(Bloomberg) -- JetBlue Airways Corp. continued its fight to acquire Spirit Airlines Inc., raising its all-cash bid yet again in response to an increased offer by rival suitor Frontier Group Holdings Inc. in the days before a crucial shareholder vote.
The new proposal includes an accelerated prepayment of $2.50 a share, structured as a cash dividend to Spirit shareholders after approval of the terms, JetBlue said Monday in a statement. That’s up from $1.50 a share in a prior offer. JetBlue also increased its breakup fee to $400 million from $350 million, to be paid if antitrust regulators block the combination.
The revised bid includes a so-called ticking fee mechanism as well, which could boost the overall value of the offer to $34.15 a share, or $3.7 billion. The pledges -- marking the fifth revision for JetBlue in its effort to secure a deal -- come a week after the carrier increased its bid to $33.50 a share.

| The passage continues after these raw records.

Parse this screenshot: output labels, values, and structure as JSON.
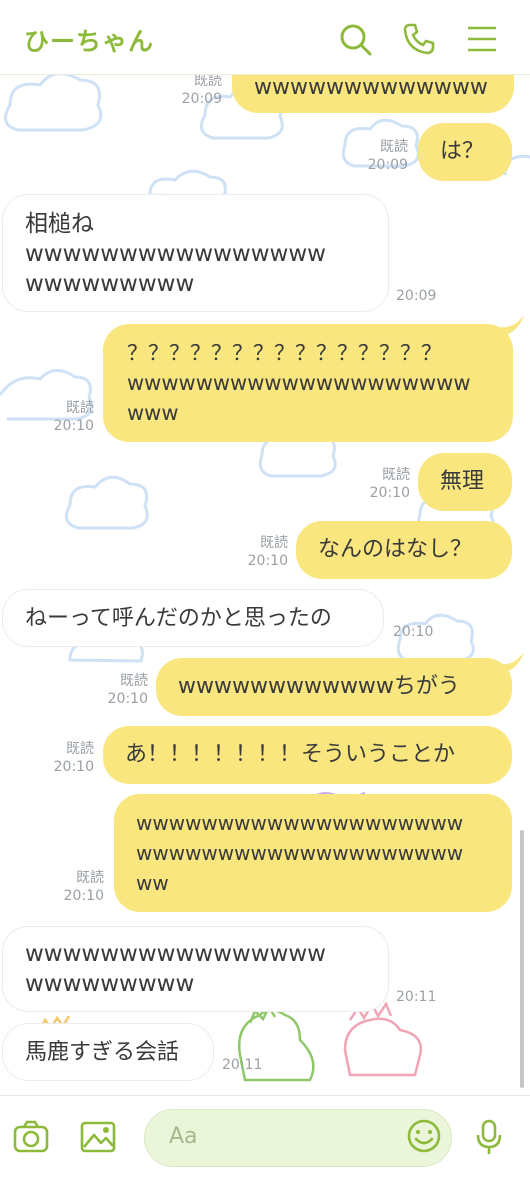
{
  "header": {
    "title": "ひーちゃん",
    "icons": [
      "search-icon",
      "phone-icon",
      "menu-icon"
    ]
  },
  "colors": {
    "accent": "#8dba3a",
    "sent_bubble": "#f9e67f",
    "received_bubble": "#ffffff"
  },
  "messages": [
    {
      "id": "m1",
      "side": "sent",
      "text": "wwwwwwwwwwwww",
      "read": "既読",
      "time": "20:09"
    },
    {
      "id": "m2",
      "side": "sent",
      "text": "は？",
      "read": "既読",
      "time": "20:09"
    },
    {
      "id": "m3",
      "side": "received",
      "text": "相槌ね\nwwwwwwwwwwwwwwww\nwwwwwwwww",
      "time": "20:09"
    },
    {
      "id": "m4",
      "side": "sent",
      "text": "？？？？？？？？？？？？？？？\nwwwwwwwwwwwwwwwwwwww\nwww",
      "read": "既読",
      "time": "20:10"
    },
    {
      "id": "m5",
      "side": "sent",
      "text": "無理",
      "read": "既読",
      "time": "20:10"
    },
    {
      "id": "m6",
      "side": "sent",
      "text": "なんのはなし？",
      "read": "既読",
      "time": "20:10"
    },
    {
      "id": "m7",
      "side": "received",
      "text": "ねーって呼んだのかと思ったの",
      "time": "20:10"
    },
    {
      "id": "m8",
      "side": "sent",
      "text": "wwwwwwwwwwwwちがう",
      "read": "既読",
      "time": "20:10"
    },
    {
      "id": "m9",
      "side": "sent",
      "text": "あ！！！！！！！そういうことか",
      "read": "既読",
      "time": "20:10"
    },
    {
      "id": "m10",
      "side": "sent",
      "text": "wwwwwwwwwwwwwwwwwwww\nwwwwwwwwwwwwwwwwwwww\nww",
      "read": "既読",
      "time": "20:10"
    },
    {
      "id": "m11",
      "side": "received",
      "text": "wwwwwwwwwwwwwwww\nwwwwwwwww",
      "time": "20:11"
    },
    {
      "id": "m12",
      "side": "received",
      "text": "馬鹿すぎる会話",
      "time": "20:11"
    }
  ],
  "input": {
    "placeholder": "Aa"
  },
  "bottom_icons": [
    "camera-icon",
    "image-icon",
    "emoji-icon",
    "microphone-icon"
  ]
}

JetBlue and Frontier are seeking to woo Spirit shareholders ahead of a Thursday vote that should end the bidding war for Spirit, a deep discounter with low fares and fees for anything extra. The would-be buyers covet Spirit for the growth and competitive strength they could quickly gain through an acquisition. The US industry is dominated by four major carriers, and the victor in the war for Spirit would be ranked fifth, based on domestic passenger traffic.
See also: ‘Top Gun’ Deal Morphs Into Airlines’ Fiercest M&A Brawl in Years

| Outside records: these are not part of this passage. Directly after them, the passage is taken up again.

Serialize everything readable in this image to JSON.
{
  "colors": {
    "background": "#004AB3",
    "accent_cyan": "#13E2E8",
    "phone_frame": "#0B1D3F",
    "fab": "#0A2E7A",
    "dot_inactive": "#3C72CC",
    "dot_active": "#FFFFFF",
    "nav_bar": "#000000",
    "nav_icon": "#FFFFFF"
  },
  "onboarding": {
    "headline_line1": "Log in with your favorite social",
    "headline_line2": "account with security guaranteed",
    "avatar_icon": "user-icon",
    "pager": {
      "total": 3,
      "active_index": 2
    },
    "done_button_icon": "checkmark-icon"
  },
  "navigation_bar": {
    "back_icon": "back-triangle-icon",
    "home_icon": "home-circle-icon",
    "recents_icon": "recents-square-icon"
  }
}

Frontier on Friday boosted the cash portion of its bid to $4.13 a share -- up about $2 from its original bid -- along with 1.9126 share of its stock for each of Spirit’s. Those terms valued the airline at about $2.6 billion based on the closing price that day. Spirit shareholders would receive $2.22 a share as a cash dividend once the transaction is approved. Frontier also raised its proposed breakup fee to $350 million.
Spirit’s board has rejected JetBlue’s offers repeatedly, saying the combination would be blocked by federal antitrust enforcers. Frontier has said its proposal would give shareholders better long-term value as the airline industry recovers from the pandemic and travel demand soars.
Frontier agreed in February to acquire Spirit in a cash-and-stock deal valued at $2.9 billion at that time. JetBlue challenged the merger with an unsolicited proposal two months later, kicking off the bidding war.
Spirit shares rose 1.9% to $23 at 5:54 p.m. after regular trading Monday in New York. JetBlue climbed less than 1% while Frontier rose 1.1%.
©2022 Bloomberg L.P.